I was reeling in a deep spiritual funk last month over this question when my automobile insurance company canceled me. They said I was some 36-year old yahoo named Robert E. Lee with a dozen accidents and traffic citations to my name.
In a panic I called the Motor Vehicle Administration and said: "Hey, what's the deal? I'm a 23-year-old yahoo named Robert E. Lee, and none of my accidents should have ever been reported on my driving record."
The apparatchik asked for my birth date and license number.
After I reeled them off, the bureaucrat assured me, "You're a 36-year-old yahoo with a '72 Catalina and a '80 Mustang. And you need to have both cars' emissions tested."
I ran to the front window to look in my parking space to make sure -- no muscle cars.
But she had seemed so certain about who I was, that MVA telecommunicator.
How could I argue? She had more proof. State computers and records corroborated her story.
All I had was an expired passport and a dog-eared Social Security card that my mom had signed on my date of birth.
Maybe she was right, and I had just been through some kind of Van Winklian blackout -- was it possible that I had been drinking mead and joy-riding with elves in the hills for the past 13 years without knowing it? A light flashed. Maybe the MVA had made a mistake.
After replacing the bulb, I headed off to stand in the epic information lines of Glen Burnie to assert my identity.
I was passed around to three different trouble-shooting specialists before being sent through the No Trespassing door to the bureau of special problems.
There, amid piles of papers and dozing state employees, was the state's identity czar.
This was the one person in the whole world whose mercy could restore my identity.
She looked at me quickly, grunted, typed a few numbers into the computer and gave me a memo confirming that I am who I say I am.

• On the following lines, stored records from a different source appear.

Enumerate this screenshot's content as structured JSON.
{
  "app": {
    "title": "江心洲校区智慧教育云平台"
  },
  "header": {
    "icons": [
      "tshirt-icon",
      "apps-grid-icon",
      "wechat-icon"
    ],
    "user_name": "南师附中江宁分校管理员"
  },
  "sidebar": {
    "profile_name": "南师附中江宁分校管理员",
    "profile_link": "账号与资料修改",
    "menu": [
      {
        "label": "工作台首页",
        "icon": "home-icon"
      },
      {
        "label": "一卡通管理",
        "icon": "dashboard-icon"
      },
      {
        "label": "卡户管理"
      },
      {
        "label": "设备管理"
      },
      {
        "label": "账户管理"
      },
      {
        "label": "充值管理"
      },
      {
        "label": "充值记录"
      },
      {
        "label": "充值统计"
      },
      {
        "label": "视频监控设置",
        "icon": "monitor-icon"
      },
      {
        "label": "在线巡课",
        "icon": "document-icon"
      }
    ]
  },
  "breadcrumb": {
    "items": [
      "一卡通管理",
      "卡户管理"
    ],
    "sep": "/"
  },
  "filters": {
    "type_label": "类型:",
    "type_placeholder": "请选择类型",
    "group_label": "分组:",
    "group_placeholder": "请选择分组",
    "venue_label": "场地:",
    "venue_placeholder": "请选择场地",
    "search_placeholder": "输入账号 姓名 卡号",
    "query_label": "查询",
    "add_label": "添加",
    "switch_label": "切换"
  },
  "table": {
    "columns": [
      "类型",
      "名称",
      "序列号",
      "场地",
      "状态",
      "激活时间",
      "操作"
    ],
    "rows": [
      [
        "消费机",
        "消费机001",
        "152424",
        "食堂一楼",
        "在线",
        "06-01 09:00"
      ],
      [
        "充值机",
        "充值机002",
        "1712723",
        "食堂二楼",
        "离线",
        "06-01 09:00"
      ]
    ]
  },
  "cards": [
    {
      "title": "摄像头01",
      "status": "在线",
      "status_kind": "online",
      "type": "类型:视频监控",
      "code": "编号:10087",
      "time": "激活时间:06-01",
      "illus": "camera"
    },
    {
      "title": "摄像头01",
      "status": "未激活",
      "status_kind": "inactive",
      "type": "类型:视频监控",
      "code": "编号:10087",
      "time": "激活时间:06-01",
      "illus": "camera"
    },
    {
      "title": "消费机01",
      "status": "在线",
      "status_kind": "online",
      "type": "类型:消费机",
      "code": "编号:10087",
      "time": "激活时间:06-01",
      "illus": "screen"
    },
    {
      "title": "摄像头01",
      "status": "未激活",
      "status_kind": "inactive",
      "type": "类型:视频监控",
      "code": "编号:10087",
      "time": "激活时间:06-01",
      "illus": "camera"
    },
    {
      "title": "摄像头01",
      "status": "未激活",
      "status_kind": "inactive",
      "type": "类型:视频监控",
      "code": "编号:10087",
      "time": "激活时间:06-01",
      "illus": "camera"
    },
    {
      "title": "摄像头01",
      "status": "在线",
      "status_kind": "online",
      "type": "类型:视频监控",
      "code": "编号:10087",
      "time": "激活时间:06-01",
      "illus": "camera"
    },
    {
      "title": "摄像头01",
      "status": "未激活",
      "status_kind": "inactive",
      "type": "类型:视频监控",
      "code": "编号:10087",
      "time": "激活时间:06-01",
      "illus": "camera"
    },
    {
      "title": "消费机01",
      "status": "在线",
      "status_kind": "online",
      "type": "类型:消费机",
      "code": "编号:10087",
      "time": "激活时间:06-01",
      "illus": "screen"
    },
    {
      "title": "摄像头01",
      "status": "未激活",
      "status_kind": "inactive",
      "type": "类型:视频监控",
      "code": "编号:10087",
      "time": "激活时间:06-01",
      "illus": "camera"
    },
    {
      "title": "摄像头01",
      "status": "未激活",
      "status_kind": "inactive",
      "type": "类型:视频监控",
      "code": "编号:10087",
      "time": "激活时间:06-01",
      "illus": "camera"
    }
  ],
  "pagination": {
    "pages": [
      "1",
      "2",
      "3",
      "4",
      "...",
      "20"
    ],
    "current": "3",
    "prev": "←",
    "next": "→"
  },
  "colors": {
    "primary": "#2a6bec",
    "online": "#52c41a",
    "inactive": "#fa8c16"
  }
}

I doubt I could have ever gotten through my identity crisis without her.
SOURCE: Robert E. Lee?
GO GET YOUR FILL OF ELVIS AT T.R.'S Don't look for Elvis in the frozen foods at Safeway.
You won't catch the King behind the decaf coffee at 7-11 either.
Elvis -- the Elvis -- has been spotted, however, in a cafe in Glen Burnie. No lie.
He's still the King, or so they say at T. R.'s Corner Cafe. He's got a bit more meat on him, though -- roast beef, turkey and bacon.
The King of Rock'n'Roll has some heavyweight company. There's Jimmy Stewart (ham, salami, provolone cheese, lettuce, tomato, onions and pickles), Marilyn Monroe (corned beef, salami, ham, Swiss cheese, lettuce, tomato, mustard, mayo and pickles) and Clint Eastwood (roast beef, turkey, ham, Swiss cheese, mayo, lettuce, tomatoes and pickles).
This says something about cafe owner Todd Robinson other than that he likes pickles. The old-time movie buff and his wife, Sharon, love the film classics and could think of no better way to honor their celluloid heroes than by naming double-decker sandwiches after them.
That's not all. Since opening the new sandwich and ice cream shop on Dorsey Road at Digiulian Boulevard last month, the owners have plastered their walls with more than 200 framed photos, movie posters and "Saturday Evening Post" ads with the likenesses of John Wayne, Humphrey Bogart, Fred Astaire, Judy Garland, Cary Grant, Clark Gable, Lillian Gish, Joan Crawford, Ginger Rogers, Lucille Ball and Alfred Hitchcock.
Soon, Robinson plans to hang a television and show movies from the 1930s and 1940s from morning to night.
Even in this modern-day memorial to the Hollywood of old, fame is short-lived. The James Dean (ham, salami, roast beef, mayo, mustard and pickles) has become more popular than the formerly top-selling Elvis.
Nothing, though, has sold quite as consistently as a sandwich named after the enigmatic Garbo. Chicken salad, Robinson says, keeps them coming back.
SOURCE: Lorraine Mirabella